Morpho portis can appear as a slightly subdued blue at first sight; quite powdery, like the reflection of the sky on snow - then suddenly, as the light catches it, it flashes silver, electric blue. The cause of this range of colours is the same as the reason why they will never fade: the colours come from the refractive properties of the scales rather than from any pigmentation of the scales themselves (they are colourless, as you can see when you angle it around).
Morphos have a very distinctive, slow, bouncy flight pattern due to the wing area being enormous relative to the body size. They are poisonous to predators due to toxins they sequestered from plants on which they fed as caterpillars. Adult males spend the mornings patrolling along the courses of forest streams and rivers. They are territorial and chase any rivals. Morphos typically live alone, excluding in the mating season.
The refractive properties of the scales on the wings has been studied as a model in the development of biomimetic fabrics, dye-free paints, and anticounterfeit technology used in currency.
Morphos secrete a dark oil from their abdomens, which leaches out over the years and stains the wings. To prevent this spoiling the amazing colouring, the abdomen has been removed.
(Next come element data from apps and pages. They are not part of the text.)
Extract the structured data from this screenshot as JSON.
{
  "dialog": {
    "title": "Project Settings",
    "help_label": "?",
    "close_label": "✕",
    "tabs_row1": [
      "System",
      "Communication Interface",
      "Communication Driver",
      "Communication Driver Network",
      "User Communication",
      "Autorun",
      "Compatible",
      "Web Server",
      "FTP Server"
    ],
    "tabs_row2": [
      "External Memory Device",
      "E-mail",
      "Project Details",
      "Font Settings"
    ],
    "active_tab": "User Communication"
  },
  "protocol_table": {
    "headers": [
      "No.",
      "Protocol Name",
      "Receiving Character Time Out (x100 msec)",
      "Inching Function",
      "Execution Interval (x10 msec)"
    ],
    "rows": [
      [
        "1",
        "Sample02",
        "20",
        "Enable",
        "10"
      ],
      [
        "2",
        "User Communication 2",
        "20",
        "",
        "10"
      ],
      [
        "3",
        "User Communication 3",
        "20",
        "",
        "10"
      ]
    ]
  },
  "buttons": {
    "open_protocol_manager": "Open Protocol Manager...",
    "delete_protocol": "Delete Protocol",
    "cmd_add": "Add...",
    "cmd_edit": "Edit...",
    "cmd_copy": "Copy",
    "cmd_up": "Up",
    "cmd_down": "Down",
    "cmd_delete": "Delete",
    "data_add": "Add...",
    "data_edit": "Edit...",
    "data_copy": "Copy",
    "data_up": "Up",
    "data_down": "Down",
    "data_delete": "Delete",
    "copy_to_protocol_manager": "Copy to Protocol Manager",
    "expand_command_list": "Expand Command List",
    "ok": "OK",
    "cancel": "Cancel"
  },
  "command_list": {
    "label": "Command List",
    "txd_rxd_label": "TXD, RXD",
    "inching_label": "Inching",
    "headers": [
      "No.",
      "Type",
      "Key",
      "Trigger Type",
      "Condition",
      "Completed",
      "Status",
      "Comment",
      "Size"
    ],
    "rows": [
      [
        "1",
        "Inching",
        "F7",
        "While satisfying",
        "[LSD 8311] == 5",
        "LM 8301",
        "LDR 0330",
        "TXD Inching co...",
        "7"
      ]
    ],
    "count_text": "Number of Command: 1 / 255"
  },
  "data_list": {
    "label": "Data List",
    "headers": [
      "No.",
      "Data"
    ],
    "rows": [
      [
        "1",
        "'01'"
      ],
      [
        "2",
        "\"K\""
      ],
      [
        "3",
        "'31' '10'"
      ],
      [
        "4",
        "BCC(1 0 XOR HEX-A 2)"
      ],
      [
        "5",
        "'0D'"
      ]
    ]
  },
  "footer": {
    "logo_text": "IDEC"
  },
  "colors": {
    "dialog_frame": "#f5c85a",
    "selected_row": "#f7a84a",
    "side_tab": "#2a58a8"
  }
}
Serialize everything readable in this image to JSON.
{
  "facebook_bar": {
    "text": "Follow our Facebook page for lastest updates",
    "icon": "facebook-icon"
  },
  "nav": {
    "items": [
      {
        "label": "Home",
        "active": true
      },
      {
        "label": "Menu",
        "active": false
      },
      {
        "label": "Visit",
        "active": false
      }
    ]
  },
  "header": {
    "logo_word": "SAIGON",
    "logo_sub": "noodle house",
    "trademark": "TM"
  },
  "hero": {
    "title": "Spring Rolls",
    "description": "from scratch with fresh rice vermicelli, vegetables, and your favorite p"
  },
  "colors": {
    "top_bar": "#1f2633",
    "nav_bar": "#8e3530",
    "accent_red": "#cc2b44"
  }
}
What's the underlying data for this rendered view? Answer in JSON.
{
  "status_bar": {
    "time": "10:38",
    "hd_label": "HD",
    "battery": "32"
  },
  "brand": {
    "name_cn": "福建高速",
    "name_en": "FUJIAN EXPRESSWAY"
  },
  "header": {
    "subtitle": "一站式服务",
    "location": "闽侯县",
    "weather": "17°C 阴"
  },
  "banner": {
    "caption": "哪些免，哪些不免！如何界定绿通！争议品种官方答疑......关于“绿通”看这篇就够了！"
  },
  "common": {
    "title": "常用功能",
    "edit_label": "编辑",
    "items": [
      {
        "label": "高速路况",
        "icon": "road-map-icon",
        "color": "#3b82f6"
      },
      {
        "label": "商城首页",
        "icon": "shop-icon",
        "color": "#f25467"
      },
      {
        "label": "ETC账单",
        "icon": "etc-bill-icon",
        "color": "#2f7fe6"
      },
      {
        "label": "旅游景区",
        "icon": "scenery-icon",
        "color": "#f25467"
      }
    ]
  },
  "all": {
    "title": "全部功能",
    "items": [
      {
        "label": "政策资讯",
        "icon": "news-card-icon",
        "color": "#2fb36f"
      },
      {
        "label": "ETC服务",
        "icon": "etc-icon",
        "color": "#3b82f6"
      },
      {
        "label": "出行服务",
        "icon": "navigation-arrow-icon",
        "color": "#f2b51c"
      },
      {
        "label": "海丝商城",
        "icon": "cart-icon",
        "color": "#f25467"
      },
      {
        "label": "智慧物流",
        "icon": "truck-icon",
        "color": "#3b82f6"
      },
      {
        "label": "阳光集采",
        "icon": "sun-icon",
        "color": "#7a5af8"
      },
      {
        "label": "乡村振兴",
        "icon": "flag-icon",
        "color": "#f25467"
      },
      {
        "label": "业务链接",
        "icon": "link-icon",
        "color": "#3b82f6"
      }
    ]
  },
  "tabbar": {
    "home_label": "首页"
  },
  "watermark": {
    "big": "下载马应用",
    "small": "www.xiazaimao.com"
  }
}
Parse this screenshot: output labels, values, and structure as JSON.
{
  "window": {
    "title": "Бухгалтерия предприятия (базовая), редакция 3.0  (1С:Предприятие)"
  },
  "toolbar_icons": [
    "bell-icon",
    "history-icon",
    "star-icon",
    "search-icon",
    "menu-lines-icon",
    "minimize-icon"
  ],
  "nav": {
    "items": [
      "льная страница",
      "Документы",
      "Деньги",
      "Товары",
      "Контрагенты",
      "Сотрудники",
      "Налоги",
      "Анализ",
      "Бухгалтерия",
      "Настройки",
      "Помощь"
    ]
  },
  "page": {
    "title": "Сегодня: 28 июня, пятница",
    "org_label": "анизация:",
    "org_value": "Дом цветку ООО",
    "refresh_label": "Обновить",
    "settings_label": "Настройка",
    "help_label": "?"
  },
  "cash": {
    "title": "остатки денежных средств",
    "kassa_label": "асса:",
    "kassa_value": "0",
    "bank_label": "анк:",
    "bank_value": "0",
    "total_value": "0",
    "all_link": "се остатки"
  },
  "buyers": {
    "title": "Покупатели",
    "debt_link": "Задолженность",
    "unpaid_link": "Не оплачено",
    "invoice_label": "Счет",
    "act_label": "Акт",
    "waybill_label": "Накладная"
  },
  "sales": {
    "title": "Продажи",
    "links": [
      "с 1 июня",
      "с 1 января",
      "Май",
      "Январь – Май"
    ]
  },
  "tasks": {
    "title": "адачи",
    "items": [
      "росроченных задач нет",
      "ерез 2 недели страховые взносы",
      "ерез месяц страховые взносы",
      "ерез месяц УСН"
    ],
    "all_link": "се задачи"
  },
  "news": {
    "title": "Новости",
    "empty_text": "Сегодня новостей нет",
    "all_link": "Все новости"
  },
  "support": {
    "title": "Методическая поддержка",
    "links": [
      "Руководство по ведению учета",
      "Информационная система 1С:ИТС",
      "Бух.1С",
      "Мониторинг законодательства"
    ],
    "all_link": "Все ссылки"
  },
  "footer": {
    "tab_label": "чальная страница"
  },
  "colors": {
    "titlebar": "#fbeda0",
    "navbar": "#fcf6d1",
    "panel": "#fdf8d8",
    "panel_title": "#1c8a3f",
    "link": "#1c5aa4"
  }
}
The butterfly has been prepared in the UK to museum standards and is displayed in a deep handmade shadowbox frame, mounted on white conservation-grade foam. The back of the frame is covered in really special Italian decorative paper, with a brass hook for hanging it on the wall (but it also stands perfectly on a mantlepiece or a table). It is completely sealed inside the frame and will last for generations.